Haymitch was fuming. Mark was silently looking at Haymitch.
“I would.” Mark finally revealed. “I would kill them to save you. It’s like… the logic behind hunting. Random deer and rabbits and gazelle you find in the forest… they don’t really mean anything to me. They’re food. My life wouldn’t have dramatically changed if I hadn’t seen them. But you’ve been my friend for as long as I can remember.”
Haymitch’s expression softened. He started to smile, slowly. Then Mark said this:
“I don’t care what happens to the other people in there. As long as my friend is safe. ”
Haymitch was enraged by that.
“Well then Mark, why should anyone care about you. Get out!!! Now!!!”
A Peacekeeper came in, alerted by the yells. “Everythin’ alright? You still have a minute.”
Haymitch turned away from Mark. “Goodbye Mark.”
Mark left, dejectedly, saddened that his last time with his friend had ended in a fight. “Goodbye Haymitch.” , he whispered softly.
The 56th Hunger Games was won by Haymitch Abernathy, the first victor to come from District 12. He won controversially: some tributes cause of death was revealed to be nightlock poison, though nightlock wasn’t in the arena.
However, soon the Capitol’s president , President Harrison Snow, discovered footage which showed Mark giving Haymitch the nightlock berries, which was illegal. Knowing that Haymitch was already broken as he had killed other tributes, Snow focused his revenge on Mark.

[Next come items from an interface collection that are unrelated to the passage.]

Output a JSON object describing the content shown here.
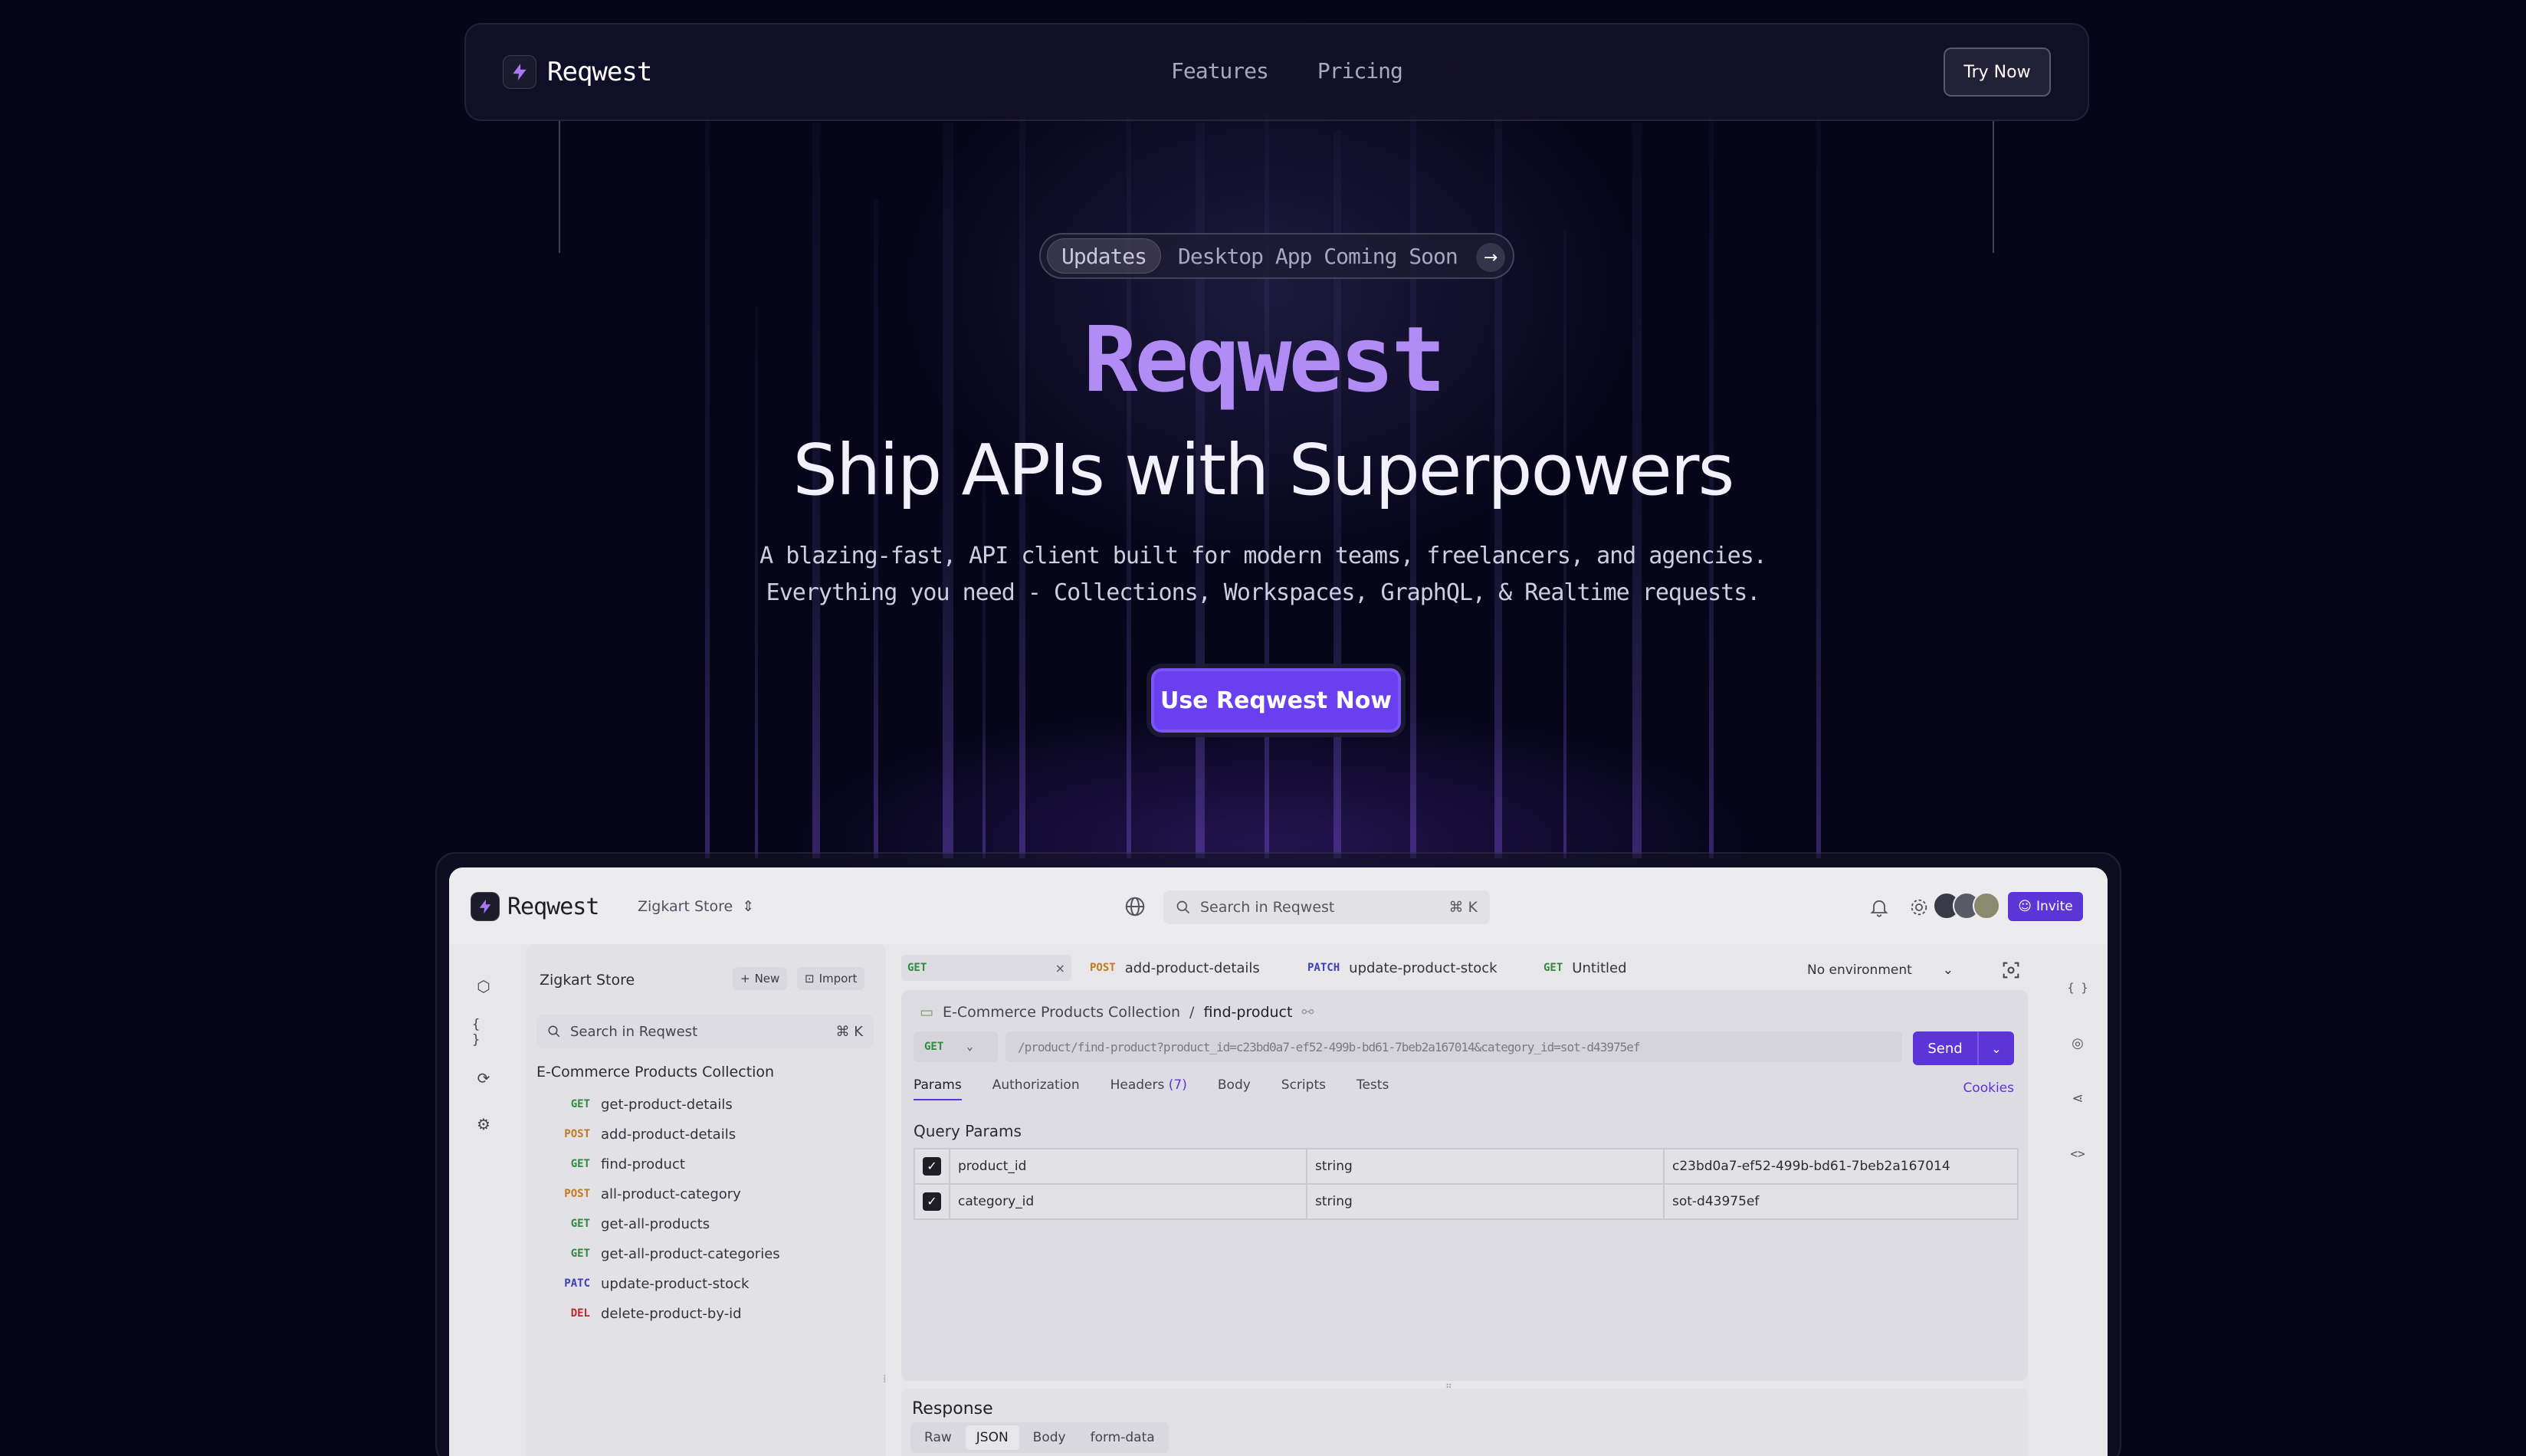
{
  "nav": {
    "brand": "Reqwest",
    "links": [
      "Features",
      "Pricing"
    ],
    "cta": "Try Now"
  },
  "hero": {
    "pill_tag": "Updates",
    "pill_text": "Desktop App Coming Soon",
    "brand": "Reqwest",
    "title": "Ship APIs with Superpowers",
    "sub_line1": "A blazing-fast, API client built for modern teams, freelancers, and agencies.",
    "sub_line2": "Everything you need - Collections, Workspaces, GraphQL, & Realtime requests.",
    "cta": "Use Reqwest Now"
  },
  "app": {
    "brand": "Reqwest",
    "workspace": "Zigkart Store",
    "search_placeholder": "Search in Reqwest",
    "search_kbd": "⌘ K",
    "invite": "Invite",
    "sidebar": {
      "title": "Zigkart Store",
      "new_btn": "New",
      "import_btn": "Import",
      "search_placeholder": "Search in Reqwest",
      "search_kbd": "⌘ K",
      "collection": "E-Commerce Products Collection",
      "items": [
        {
          "method": "GET",
          "name": "get-product-details"
        },
        {
          "method": "POST",
          "name": "add-product-details"
        },
        {
          "method": "GET",
          "name": "find-product"
        },
        {
          "method": "POST",
          "name": "all-product-category"
        },
        {
          "method": "GET",
          "name": "get-all-products"
        },
        {
          "method": "GET",
          "name": "get-all-product-categories"
        },
        {
          "method": "PATC",
          "name": "update-product-stock"
        },
        {
          "method": "DEL",
          "name": "delete-product-by-id"
        }
      ]
    },
    "tabs": [
      {
        "method": "GET",
        "name": "",
        "close": "×"
      },
      {
        "method": "POST",
        "name": "add-product-details"
      },
      {
        "method": "PATCH",
        "name": "update-product-stock"
      },
      {
        "method": "GET",
        "name": "Untitled"
      }
    ],
    "environment": "No environment",
    "breadcrumb": {
      "collection": "E-Commerce Products Collection",
      "sep": "/",
      "request": "find-product"
    },
    "request": {
      "method": "GET",
      "url": "/product/find-product?product_id=c23bd0a7-ef52-499b-bd61-7beb2a167014&category_id=sot-d43975ef",
      "send": "Send"
    },
    "req_tabs": {
      "params": "Params",
      "authorization": "Authorization",
      "headers": "Headers",
      "headers_count": "(7)",
      "body": "Body",
      "scripts": "Scripts",
      "tests": "Tests",
      "cookies": "Cookies"
    },
    "query_params": {
      "title": "Query Params",
      "rows": [
        {
          "checked": "✓",
          "key": "product_id",
          "type": "string",
          "value": "c23bd0a7-ef52-499b-bd61-7beb2a167014"
        },
        {
          "checked": "✓",
          "key": "category_id",
          "type": "string",
          "value": "sot-d43975ef"
        }
      ]
    },
    "response": {
      "title": "Response",
      "tabs": [
        "Raw",
        "JSON",
        "Body",
        "form-data"
      ]
    }
  },
  "colors": {
    "accent": "#5b35d5",
    "brand_gradient": "#b08cf4",
    "get": "#2f8a3e",
    "post": "#c07a22",
    "patch": "#3d3fb6",
    "delete": "#b52b2b"
  }
}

A few years later, Mark became a miner. He had a family and carried on illegally hunting in the woods. He didn’t talk with Haymitch, because when Haymitch became a mentor, he had to train all the tributes from 12, all of whom died horribly. Haymitch turned to drinking to try and dull his pain. Besides, Haymitch never spoke to Mark again after he was forced to use the berries.
It was at this time that President Snow decided to enact his plan. There was an explosion in the mine, killing 742 miners. Mark Everdeen was one of them. He left behind his wife and two daughters, Primrose and Katniss.